Adaptogens help to restore balance to the HPA axis and reduce cortisol levels. This, in turn, can lead to a reduction in the negative effects of stress, such as fatigue, anxiety, and depression. Adaptogens also have antioxidant and anti-inflammatory properties, which can help protect the body against oxidative stress and inflammation, two factors that are implicated in many chronic diseases.
Adaptogens have evolved over the years as new substances have been discovered and researched. In addition, advances in technology have allowed researchers to better understand how adaptogens work and how they can be used to promote health and well-being. For example, recent studies have shown that adaptogens can be used to enhance athletic performance and improve recovery time after exercise.
Furthermore, adaptogens have become increasingly popular in the wellness industry, with many supplements and products containing adaptogens being marketed for their stress-reducing and energy-boosting properties. However, it is important to note that not all products marketed as adaptogens are created equal, and it is important to do research and choose high-quality products from reputable sources.

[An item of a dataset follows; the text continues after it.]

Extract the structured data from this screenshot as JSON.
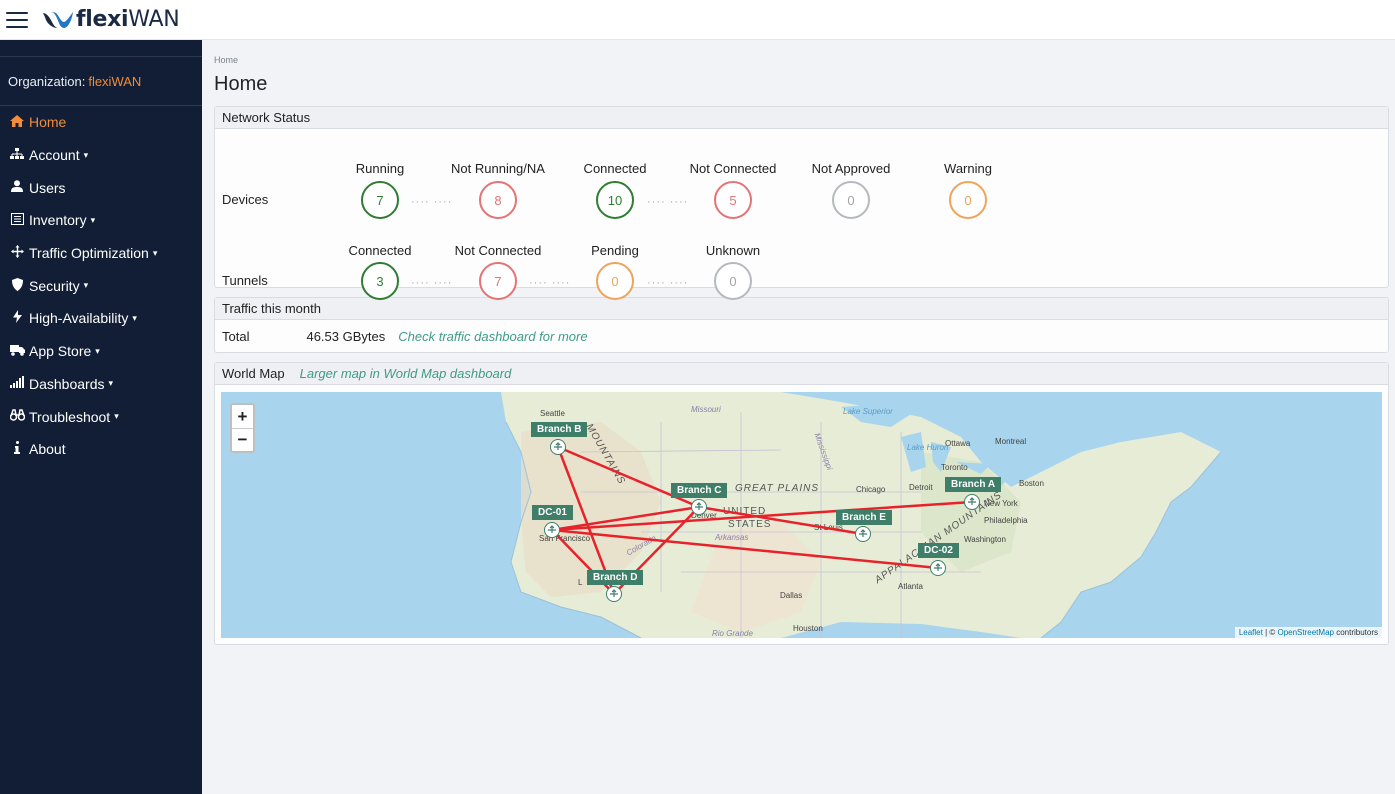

The history of adaptogens can be traced back to traditional medicine practices in various parts of the world. In Ayurvedic medicine, ashwagandha and holy basil have been used for centuries to treat stress-related conditions. In traditional Chinese medicine, ginseng has been used for thousands of years for its energy-boosting and stress-reducing properties. In Siberian and Scandinavian cultures, rhodiola has been used for centuries to enhance physical and mental performance.

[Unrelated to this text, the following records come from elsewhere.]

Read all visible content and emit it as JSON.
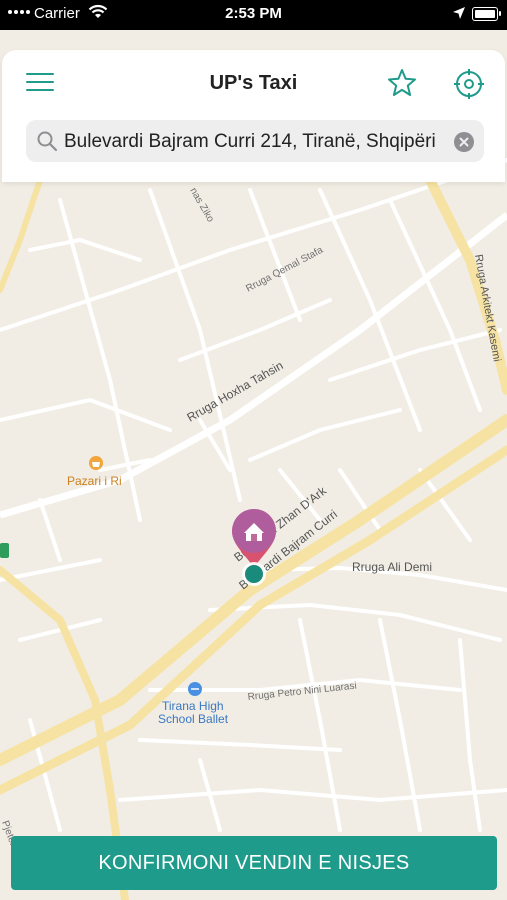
{
  "status_bar": {
    "carrier": "Carrier",
    "time": "2:53 PM"
  },
  "header": {
    "title": "UP's Taxi"
  },
  "search": {
    "value": "Bulevardi Bajram Curri 214, Tiranë, Shqipëri"
  },
  "map": {
    "streets": {
      "rruga_qemal_stafa": "Rruga Qemal Stafa",
      "rruga_arkitekt_kasemi": "Rruga Arkitekt Kasemi",
      "rruga_hoxha_tahsin": "Rruga Hoxha Tahsin",
      "bulevardi_zhan_dark": "Bulevardi Zhan D'Ark",
      "bulevardi_bajram_curri": "Bulevardi Bajram Curri",
      "rruga_ali_demi": "Rruga Ali Demi",
      "rruga_petro_nini_luarasi": "Rruga Petro Nini Luarasi",
      "rruga_ziko": "nas Ziko",
      "rruga_gjomarku": "Pjeter Gjomark"
    },
    "pois": {
      "pazari_i_ri": "Pazari i Ri",
      "tirana_high_school_ballet_line1": "Tirana High",
      "tirana_high_school_ballet_line2": "School Ballet"
    }
  },
  "confirm_button": {
    "label": "KONFIRMONI VENDIN E NISJES"
  },
  "colors": {
    "accent": "#1f9b8b",
    "pin": "#d9536f",
    "map_bg": "#f1ede4",
    "major_road": "#f6e3a3"
  }
}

In the mid-twentieth century, Soviet scientists began researching adaptogens in an effort to enhance the performance of their athletes and military personnel. They were particularly interested in substances that could improve endurance, concentration, and resilience in extreme conditions. The research led to the discovery of several new adaptogens, including schisandra, eleuthero, and rhaponticum.
Since then, research on adaptogens has continued, and new substances are being discovered and studied. One example is cordyceps, a type of fungus that has been used in traditional Chinese medicine for centuries to enhance physical performance and reduce fatigue. In recent years, cordyceps has gained popularity in the West as a natural alternative to energy drinks and other stimulants.

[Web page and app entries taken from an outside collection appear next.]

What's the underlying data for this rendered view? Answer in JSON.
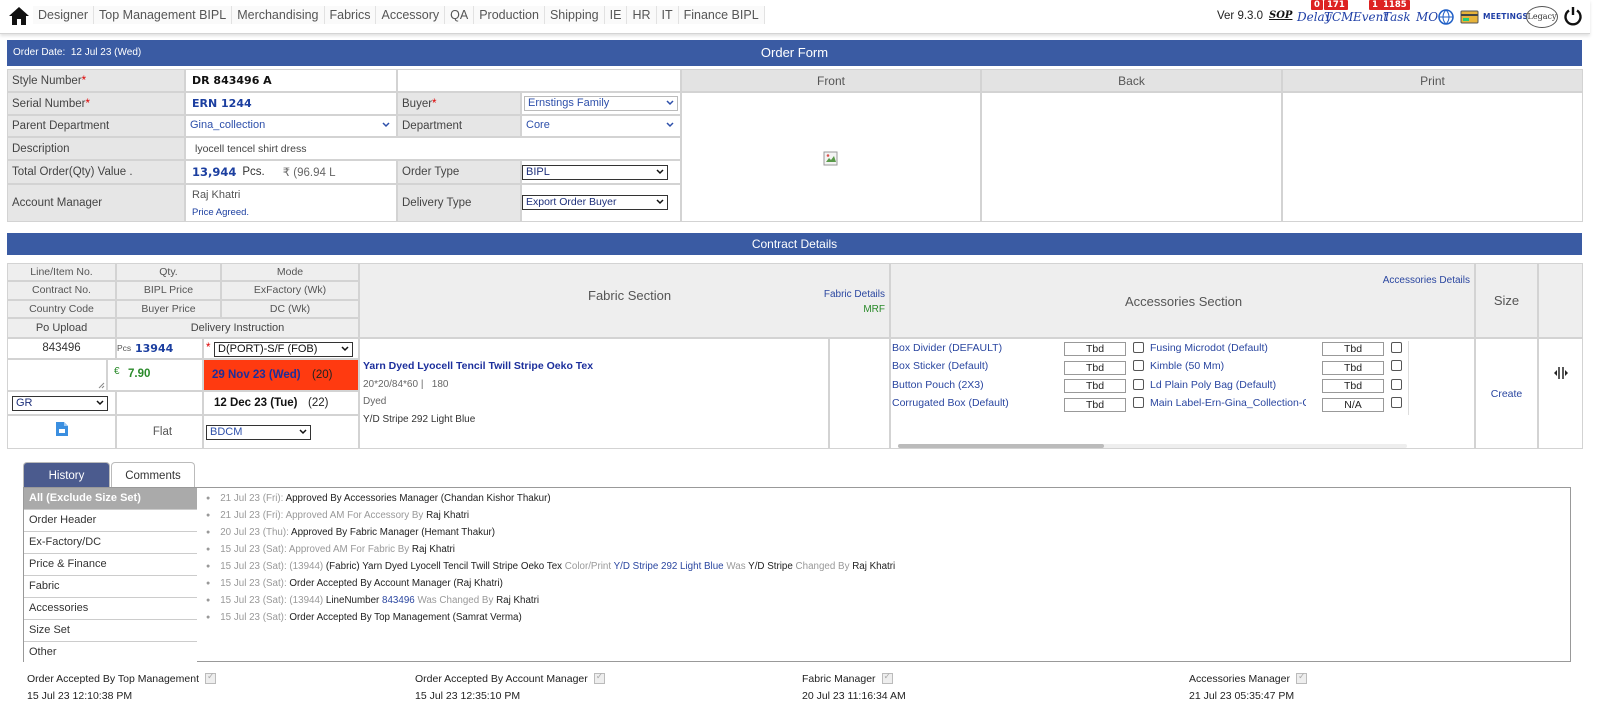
{
  "nav": {
    "menu": [
      "Designer",
      "Top Management BIPL",
      "Merchandising",
      "Fabrics",
      "Accessory",
      "QA",
      "Production",
      "Shipping",
      "IE",
      "HR",
      "IT",
      "Finance BIPL"
    ],
    "version": "Ver 9.3.0",
    "sop": "SOP",
    "delay_label": "Delay",
    "delay_badge": "0",
    "tcm_label": "TCM",
    "tcm_badge": "171",
    "event_label": "Event",
    "event_badge": "1",
    "task_label": "Task",
    "task_badge": "1185",
    "mo_label": "MO",
    "meetings_label": "MEETINGS",
    "legacy_label": "Legacy"
  },
  "order": {
    "date_label": "Order Date:",
    "date_value": "12 Jul 23 (Wed)",
    "title": "Order Form",
    "style_number_label": "Style Number",
    "style_number": "DR 843496 A",
    "serial_number_label": "Serial Number",
    "serial_number": "ERN 1244",
    "buyer_label": "Buyer",
    "buyer": "Ernstings Family",
    "parent_department_label": "Parent Department",
    "parent_department": "Gina_collection",
    "department_label": "Department",
    "department": "Core",
    "description_label": "Description",
    "description": "lyocell tencel shirt dress",
    "total_label": "Total Order(Qty) Value .",
    "total_qty": "13,944",
    "total_unit": "Pcs.",
    "total_value": "₹ (96.94 L",
    "order_type_label": "Order Type",
    "order_type": "BIPL",
    "account_manager_label": "Account Manager",
    "account_manager": "Raj Khatri",
    "price_status": "Price Agreed.",
    "delivery_type_label": "Delivery Type",
    "delivery_type": "Export Order Buyer",
    "front_label": "Front",
    "back_label": "Back",
    "print_label": "Print"
  },
  "contract": {
    "title": "Contract Details",
    "headers": {
      "line_item": "Line/Item No.",
      "qty": "Qty.",
      "mode": "Mode",
      "contract_no": "Contract No.",
      "bipl_price": "BIPL Price",
      "exfactory": "ExFactory (Wk)",
      "country_code": "Country Code",
      "buyer_price": "Buyer Price",
      "dc": "DC (Wk)",
      "po_upload": "Po Upload",
      "delivery_instruction": "Delivery Instruction",
      "fabric_section": "Fabric Section",
      "fabric_details": "Fabric Details",
      "mrf": "MRF",
      "accessories_section": "Accessories Section",
      "accessories_details": "Accessories Details",
      "size": "Size"
    },
    "row": {
      "line_no": "843496",
      "pcs_label": "Pcs",
      "qty": "13944",
      "mode_required": "*",
      "mode": "D(PORT)-S/F (FOB)",
      "currency": "€",
      "bipl_price": "7.90",
      "exfactory_date": "29 Nov 23 (Wed)",
      "exfactory_wk": "(20)",
      "country": "GR",
      "dc_date": "12 Dec 23 (Tue)",
      "dc_wk": "(22)",
      "delivery_instruction": "Flat",
      "delivery_select": "BDCM",
      "size_action": "Create"
    },
    "fabric": {
      "name": "Yarn Dyed Lyocell Tencil Twill Stripe Oeko Tex",
      "spec": "20*20/84*60 |",
      "gsm": "180",
      "process": "Dyed",
      "color": "Y/D Stripe 292 Light Blue"
    },
    "accessories_left": [
      {
        "name": "Box Divider (DEFAULT)",
        "qty": "Tbd"
      },
      {
        "name": "Box Sticker (Default)",
        "qty": "Tbd"
      },
      {
        "name": "Button Pouch (2X3)",
        "qty": "Tbd"
      },
      {
        "name": "Corrugated Box (Default)",
        "qty": "Tbd"
      }
    ],
    "accessories_right": [
      {
        "name": "Fusing Microdot (Default)",
        "qty": "Tbd"
      },
      {
        "name": "Kimble (50 Mm)",
        "qty": "Tbd"
      },
      {
        "name": "Ld Plain Poly Bag (Default)",
        "qty": "Tbd"
      },
      {
        "name": "Main Label-Ern-Gina_Collection-C",
        "qty": "N/A"
      }
    ]
  },
  "history": {
    "tab_history": "History",
    "tab_comments": "Comments",
    "sidebar": [
      "All (Exclude Size Set)",
      "Order Header",
      "Ex-Factory/DC",
      "Price & Finance",
      "Fabric",
      "Accessories",
      "Size Set",
      "Other"
    ],
    "entries": [
      {
        "date": "21 Jul 23 (Fri):",
        "text": "Approved By Accessories Manager (Chandan Kishor Thakur)"
      },
      {
        "date": "21 Jul 23 (Fri):",
        "pre": "Approved AM For Accessory By",
        "text": "Raj Khatri"
      },
      {
        "date": "20 Jul 23 (Thu):",
        "text": "Approved By Fabric Manager (Hemant Thakur)"
      },
      {
        "date": "15 Jul 23 (Sat):",
        "pre": "Approved AM For Fabric By",
        "text": "Raj Khatri"
      },
      {
        "date": "15 Jul 23 (Sat):",
        "qty": "(13944)",
        "text": "(Fabric) Yarn Dyed Lyocell Tencil Twill Stripe Oeko Tex",
        "k1": "Color/Print",
        "v1": "Y/D Stripe 292 Light Blue",
        "k2": "Was",
        "v2": "Y/D Stripe",
        "k3": "Changed By",
        "v3": "Raj Khatri"
      },
      {
        "date": "15 Jul 23 (Sat):",
        "text": "Order Accepted By Account Manager (Raj Khatri)"
      },
      {
        "date": "15 Jul 23 (Sat):",
        "qty": "(13944)",
        "text": "LineNumber",
        "v1": "843496",
        "k2": "Was Changed By",
        "v3": "Raj Khatri"
      },
      {
        "date": "15 Jul 23 (Sat):",
        "text": "Order Accepted By Top Management (Samrat Verma)"
      }
    ]
  },
  "approvals": [
    {
      "label": "Order Accepted By Top Management",
      "time": "15 Jul 23 12:10:38 PM"
    },
    {
      "label": "Order Accepted By Account Manager",
      "time": "15 Jul 23 12:35:10 PM"
    },
    {
      "label": "Fabric Manager",
      "time": "20 Jul 23 11:16:34 AM"
    },
    {
      "label": "Accessories Manager",
      "time": "21 Jul 23 05:35:47 PM"
    }
  ],
  "colors": {
    "header_blue": "#3a5ba3",
    "exfactory_bg": "#ff3a10",
    "link_blue": "#2a46a0",
    "badge_red": "#dd2222"
  }
}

The geography of adaptogens is also interesting. Many adaptogens are native to regions with harsh environmental conditions, such as the Arctic, the Himalayas, and Siberia. These plants and fungi have adapted to survive in extreme conditions, and it is believed that their ability to enhance the body’s resilience and adaptation to stress is partly due to the compounds they produce to survive in these harsh environments.
For example, rhodiola is native to Siberia and grows in harsh, high-altitude environments. It produces compounds such as salidroside and rosavin, which are believed to enhance the body’s ability to cope with stress and fatigue. Similarly, cordyceps grows in the high-altitude regions of the Himalayas and produces compounds such as cordycepin and adenosine, which are believed to improve oxygen utilization and enhance physical performance.
In conclusion, adaptogens are a fascinating group of natural substances that have a long history in traditional medicine practices and continue to be studied for their ability to enhance the body’s adaptation to stress and promote overall health and well-being. The history and geography of adaptogens provide insights into how these plants and fungi have evolved to survive in extreme conditions and how they can be used to enhance human performance and resilience.